Rockville, MD—Based on results from a 10-year study tracking the retail industry’s efforts to improve food safety factors, the U.S. Food and Drug Administration (FDA) concludes that the presence of certified food safety managers on site to oversee and enforce food safety practices in stores significantly increases compliance with food safety practices. The FDA report states that compliance in produce markets was 86% with a manager, versus 79% without.
The 10-year study looked at more than 800 retail food establishments between 1998 and 2008 to assess five key risk factors: food from unsafe sources, poor personal hygiene, inadequate cooking, improper food holding (time and temperature), and contaminated food surfaces and equipment. The FDA reports marked improvements in meat and poultry markets/departments and produce markets and departments over the 10-year study period. However, it highlights the need for improvement in regards to personal hygiene, improper holding of food and contaminated foods surfaces and equipment. FDA recommends the employment of certified food safety managers as a means for reducing these three key risk factors.
The FDA report also states: “As of January 2009, 49 of 50 states report having retail codes patterned after prior editions of the Food Code…and [we] urge all to update their existing codes and initiate rule-making that is consistent with the 2009 Food Code.” The FDA issues an updated Food Code every couple of years.

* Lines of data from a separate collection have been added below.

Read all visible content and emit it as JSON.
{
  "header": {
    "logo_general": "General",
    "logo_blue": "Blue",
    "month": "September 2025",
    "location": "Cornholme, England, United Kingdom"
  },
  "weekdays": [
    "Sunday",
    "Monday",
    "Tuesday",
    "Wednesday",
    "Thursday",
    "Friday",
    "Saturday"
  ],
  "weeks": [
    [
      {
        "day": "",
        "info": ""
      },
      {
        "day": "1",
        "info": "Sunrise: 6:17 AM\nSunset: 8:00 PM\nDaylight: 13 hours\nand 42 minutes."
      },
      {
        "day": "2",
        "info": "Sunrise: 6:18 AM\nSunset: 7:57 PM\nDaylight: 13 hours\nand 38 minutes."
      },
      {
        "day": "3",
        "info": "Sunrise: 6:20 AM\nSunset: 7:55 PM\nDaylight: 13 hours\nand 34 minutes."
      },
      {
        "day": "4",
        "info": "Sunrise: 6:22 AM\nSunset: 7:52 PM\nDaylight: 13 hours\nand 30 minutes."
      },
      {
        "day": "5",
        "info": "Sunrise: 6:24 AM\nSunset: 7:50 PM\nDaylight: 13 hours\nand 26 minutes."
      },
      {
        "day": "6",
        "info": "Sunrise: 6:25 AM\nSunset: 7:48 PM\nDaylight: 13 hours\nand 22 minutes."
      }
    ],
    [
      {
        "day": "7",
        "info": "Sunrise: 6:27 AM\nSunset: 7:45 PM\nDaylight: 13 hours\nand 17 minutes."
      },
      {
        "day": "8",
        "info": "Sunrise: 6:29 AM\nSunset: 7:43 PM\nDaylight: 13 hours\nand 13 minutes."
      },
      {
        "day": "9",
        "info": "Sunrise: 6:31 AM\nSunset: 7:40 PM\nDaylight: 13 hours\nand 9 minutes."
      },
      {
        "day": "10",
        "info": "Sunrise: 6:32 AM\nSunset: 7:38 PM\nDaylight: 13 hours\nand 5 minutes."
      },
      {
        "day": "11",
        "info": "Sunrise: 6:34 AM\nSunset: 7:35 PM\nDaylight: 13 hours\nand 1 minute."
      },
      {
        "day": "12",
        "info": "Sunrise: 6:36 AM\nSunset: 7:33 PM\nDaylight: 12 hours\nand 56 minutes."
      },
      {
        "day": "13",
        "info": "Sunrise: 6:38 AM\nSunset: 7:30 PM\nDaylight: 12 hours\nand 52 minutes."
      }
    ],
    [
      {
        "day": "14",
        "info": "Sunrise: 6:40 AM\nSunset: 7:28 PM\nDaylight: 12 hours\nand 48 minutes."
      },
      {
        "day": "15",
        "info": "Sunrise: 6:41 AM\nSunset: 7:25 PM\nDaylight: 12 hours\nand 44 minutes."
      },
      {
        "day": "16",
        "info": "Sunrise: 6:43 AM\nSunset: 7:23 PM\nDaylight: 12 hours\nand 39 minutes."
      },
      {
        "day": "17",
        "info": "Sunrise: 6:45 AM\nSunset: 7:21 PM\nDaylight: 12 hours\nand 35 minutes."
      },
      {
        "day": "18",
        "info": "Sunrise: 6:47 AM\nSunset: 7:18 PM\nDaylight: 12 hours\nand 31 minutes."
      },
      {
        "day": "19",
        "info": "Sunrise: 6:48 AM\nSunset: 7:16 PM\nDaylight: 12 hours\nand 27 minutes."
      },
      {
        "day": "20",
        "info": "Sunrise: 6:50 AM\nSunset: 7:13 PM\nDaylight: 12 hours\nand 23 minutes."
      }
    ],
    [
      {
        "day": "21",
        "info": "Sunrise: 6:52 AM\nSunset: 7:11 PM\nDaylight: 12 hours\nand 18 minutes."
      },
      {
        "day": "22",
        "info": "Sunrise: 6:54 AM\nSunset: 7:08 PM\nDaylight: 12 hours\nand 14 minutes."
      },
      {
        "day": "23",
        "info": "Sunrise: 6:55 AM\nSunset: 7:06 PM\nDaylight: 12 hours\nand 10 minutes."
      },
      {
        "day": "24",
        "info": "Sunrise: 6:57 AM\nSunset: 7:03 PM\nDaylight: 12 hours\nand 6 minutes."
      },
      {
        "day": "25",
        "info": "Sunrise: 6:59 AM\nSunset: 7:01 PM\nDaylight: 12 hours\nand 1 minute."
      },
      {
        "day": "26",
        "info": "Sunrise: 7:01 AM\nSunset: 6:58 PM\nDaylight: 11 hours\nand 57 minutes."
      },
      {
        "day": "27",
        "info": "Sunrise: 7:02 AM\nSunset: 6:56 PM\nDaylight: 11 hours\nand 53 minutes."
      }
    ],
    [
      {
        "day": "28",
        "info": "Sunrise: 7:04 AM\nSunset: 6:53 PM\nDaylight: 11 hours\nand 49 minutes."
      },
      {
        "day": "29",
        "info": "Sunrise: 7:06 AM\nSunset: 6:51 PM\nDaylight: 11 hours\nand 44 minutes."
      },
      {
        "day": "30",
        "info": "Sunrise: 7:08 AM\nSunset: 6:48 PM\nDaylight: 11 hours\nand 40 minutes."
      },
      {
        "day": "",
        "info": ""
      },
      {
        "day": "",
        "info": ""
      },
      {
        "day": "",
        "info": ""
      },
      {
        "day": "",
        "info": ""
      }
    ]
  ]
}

The Food Code recommends standards for management and personnel as well as food operation, equipment and facility regulations. It provides prevention-oriented and science-based food safety guidance and training to ensure markets, departments, restaurants, schools and hospitals are fully informed of the importance and the practice of food safety.
The full report, FDA Trend Analysis Report on the Occurrence of Foodborne Illness Risk Factors in Selected Institutional Foodservice, Restaurant, and Retail Food Store Facility Types (1998-2008) is available at www.fda.gov.
Published in WholeFoods Magazine, December 2010 (published ahead of print on November 1, 2010)